“The name of Adil,” he reads, “creates a shrewd, aggressive, business nature, intent on personal gain. The desires for independence and financial success have been strong motivating forces from early in your life. You are capable of logical and analytical thinking along practical business lines, and could excel in financial fields, law, or politics.”
Lucy’s gobsmacked. The site may have been a bit off with her, but from what she’s learned about Adil so far, it seems to have hit the nail on the head. Could there be something in this name-analysing business after all? She does know from experience that people called Barry, Vincent and (obviously) Brad are total twats, so maybe she should start namechecking all her dates before she agrees to meet them.

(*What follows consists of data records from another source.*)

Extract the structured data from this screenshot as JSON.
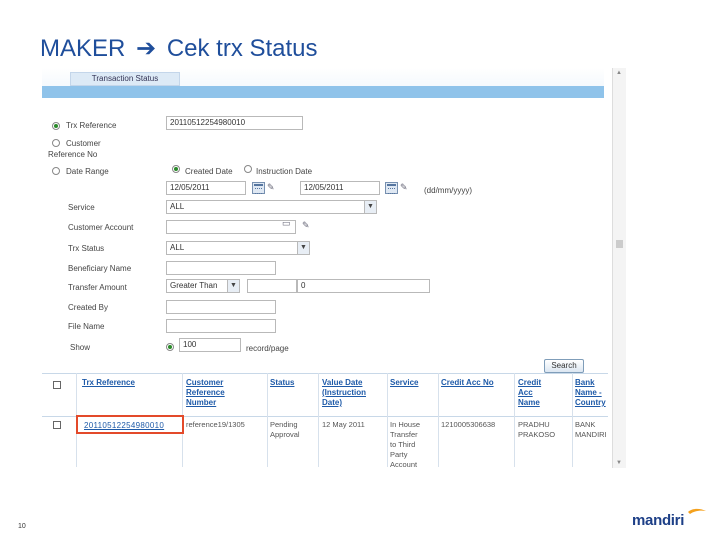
{
  "slide": {
    "title_left": "MAKER",
    "title_right": "Cek trx Status",
    "page_number": "10"
  },
  "panel": {
    "tab_label": "Transaction Status"
  },
  "form": {
    "trx_reference": {
      "label": "Trx Reference",
      "value": "20110512254980010"
    },
    "customer_reference": {
      "label_line1": "Customer",
      "label_line2": "Reference No"
    },
    "date_range": {
      "label": "Date Range",
      "option_created": "Created Date",
      "option_instruction": "Instruction Date",
      "from": "12/05/2011",
      "to": "12/05/2011",
      "format_hint": "(dd/mm/yyyy)"
    },
    "service": {
      "label": "Service",
      "value": "ALL"
    },
    "customer_account": {
      "label": "Customer Account"
    },
    "trx_status": {
      "label": "Trx Status",
      "value": "ALL"
    },
    "beneficiary_name": {
      "label": "Beneficiary Name"
    },
    "transfer_amount": {
      "label": "Transfer Amount",
      "operator": "Greater Than",
      "value": "0"
    },
    "created_by": {
      "label": "Created By"
    },
    "file_name": {
      "label": "File Name"
    },
    "show": {
      "label": "Show",
      "value": "100",
      "suffix": "record/page"
    },
    "search_button": "Search"
  },
  "table": {
    "headers": {
      "trx_reference": "Trx Reference",
      "customer_reference": [
        "Customer",
        "Reference",
        "Number"
      ],
      "status": "Status",
      "value_date": [
        "Value Date",
        "(Instruction",
        "Date)"
      ],
      "service": "Service",
      "credit_acc_no": "Credit Acc No",
      "credit_acc_name": [
        "Credit",
        "Acc",
        "Name"
      ],
      "bank_name_country": [
        "Bank",
        "Name -",
        "Country"
      ]
    },
    "row": {
      "trx_reference": "20110512254980010",
      "customer_reference": "reference19/1305",
      "status": [
        "Pending",
        "Approval"
      ],
      "value_date": "12 May 2011",
      "service": [
        "In House",
        "Transfer",
        "to Third",
        "Party",
        "Account"
      ],
      "credit_acc_no": "1210005306638",
      "credit_acc_name": [
        "PRADHU",
        "PRAKOSO"
      ],
      "bank_name_country": [
        "BANK",
        "MANDIRI"
      ]
    }
  },
  "brand": {
    "logo_text": "mandiri",
    "accent": "#1d3f87",
    "highlight_color": "#e34a2a"
  }
}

This could definitely save her a shitload of time and grief.
“Do you know how and when you’re going to die?” he asks her, over teriyaki chicken and noodles.
Lucy briefly wonders if she’s on a date with a psychopath before she remembers that murderers don’t generally tend to announce themselves during dinner. Or do they? Lucy’s never met a murderer before. Fuck.
“Of course not,” she says. “Though statistically it’s likely to be some form of cancer when I’m about 93.”
“I’m going to die at 46,” Adil announces.
“Wow, that soon? Just as well I’m only looking for a short-term thing then, eh? How?”
“Oh, probably from taking risks. You know, a crash in a fast car, or a diving accident, or getting attacked in a remote foreign country, or something like that.”
Ah see where you’re going there, Adil, you’re adventurous and fast-living, we get the picture.
He goes to the loo, and when he comes back he sits down next to her on her side of the picnic bench. His closeness makes Lucy feel a little bit uncomfortable, but she still can’t put her finger on a specific reason. He’s definitely very handsome, and chatty, intelligent and interesting, but there’s just something about him that’s not quite right. It’s making her spidey senses tingle.
“Where’s home for you?” he asks.
“London,” she tells him. “You?”
“I don’t really have a home. Home isn’t a place, it’s a person, or people.”
“I disagree. My flat in London is definitely my home. I’ve lived there more than ten years.”
“I’ve never lived anywhere more than two years,” he tells her. “Right now my home is in Nairobi, and I love it. It’s in a really good area, and I have swimming pool, and a maid. It’s really nice.”
Is this him trying to show off about his wealth again? Or is this a precursor to him trying to persuade her to go back with him. Lucy really has no idea. She’s not even sure if he fancies her or not – he’s absolutely impossible to read. Plus normally a man has to have actually been living with Lucy for at least a year before she’ll notice he likes her.
He does, at least, insist on paying, which is a sign, right? Or is it? Maybe in Pakistani culture it’s just the polite thing to do. Maybe he just enjoys flashing the cash. She has no idea, and doesn’t want to be rude, so she says a polite thank you and leaves it at that.
His home is en route to hers, so they share a slightly awkward taxi, sitting side by side, but not touching. What now? Lucy wonders. Is he expecting anything because he paid for dinner? Is there going to be a kiss? Invite her in to see his swanky apartment? The thought makes her slightly nervous, but when they arrive at his front gate he merely turns to her and gives her a sort of awkward cross between a handshake and high five before getting out of the car.
Lucy really doesn’t know what to make of Adil at all. She certainly hasn’t had a boring evening, but there was definitely something slightly strange about him. But maybe he was just nervous, and he’s certainly easy on the eye, so if he asks for a second date, perhaps she should give him another chance. He knows she’s only here a short time, so no harm in keeping him around to go out for nice drinks and dinner every now and again, and if Brad happens to find out that she’s seeing a tall, dark, handsome and wealthy guy, well, that wouldn’t be such a bad thing either.
Next time: Adil asks for a second date, and weirdness ensues. Click here to read on.